BY JAMES HARPER
Prompted by an application last December to rename the Derbyshire Athletic Fields after retired educator Harold Lucas, the Daytona Beach City Commission voted last week to establish new procedures and guidelines for naming and renaming city-owned land and facilities and provides a mechanism for commissioners to recommend names they believe should be considered.
The new policy also gives city commissioners sole discretion to not submit a name. There is no requirement to process a request received from a citizen.
According to the new policy, there will be means to recognize prominent persons who have made substantial financial or community service contributions to the city of Daytona Beach, the state of Florida or the United States.
How it will work
The process requires a person to submit a name to a member of the city commission who will give the information if they choose to the city manager who would schedule for city commission review.
The city commission will then determine if the request meets the approved guidelines and will rank selections if more than one name is submitted for consideration.
Names of deceased person are preferred over names of living persons. The city commission will review each request on a case by case basis. Any living person whose name is proposed must be willing to submit to a background check, including a criminal history and code violation check.
The use of a name is limited to a maximum of one city-owned land or facility.
The city commission may impose fees on recipients of this recognition to offset expenditures associated with the naming or renaming request. Associated fees include signs, plaques, advertising and other hard costs.
At a Dec. 5, 2012 city commission meeting, commissioners expressed concerns with the current policies and guidelines for city facility and park renaming while discussing whether or not to rename Derbyshire athletic fields after Lucas.
The city staff came up with the new policy based on data received from local governments and other sources.
Marketing partnership policy
Commissioners also will give precedence to the city’s marketing partnership policy when considering naming or renaming of city-owned land and facilities.
The marketing partnership policy allows the city to consider selling the naming of city facilities to garner additional revenue.
The previous naming/renaming policy required Planning Board input.

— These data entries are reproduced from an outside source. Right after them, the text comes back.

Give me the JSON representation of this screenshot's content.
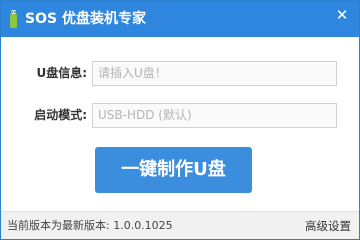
{
  "window": {
    "title": "SOS 优盘装机专家",
    "close_glyph": "✕"
  },
  "form": {
    "usb_info_label": "U盘信息:",
    "usb_info_value": "请插入U盘！",
    "boot_mode_label": "启动模式:",
    "boot_mode_value": "USB-HDD (默认)"
  },
  "actions": {
    "create_label": "一键制作U盘"
  },
  "status": {
    "version_text": "当前版本为最新版本: 1.0.0.1025",
    "settings_label": "高级设置"
  },
  "colors": {
    "titlebar": "#2e86de",
    "button": "#3b8ddd",
    "app_icon": "#8dc63f"
  }
}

The Planning Board would discuss the cost to the city.
The Planning Board reviewed and discussed application, then had to unanimously approve the naming and renaming.
The former policy required supporting documentation, a petition signed by 50 residents of the city and a statement of the reasons for the proposed name.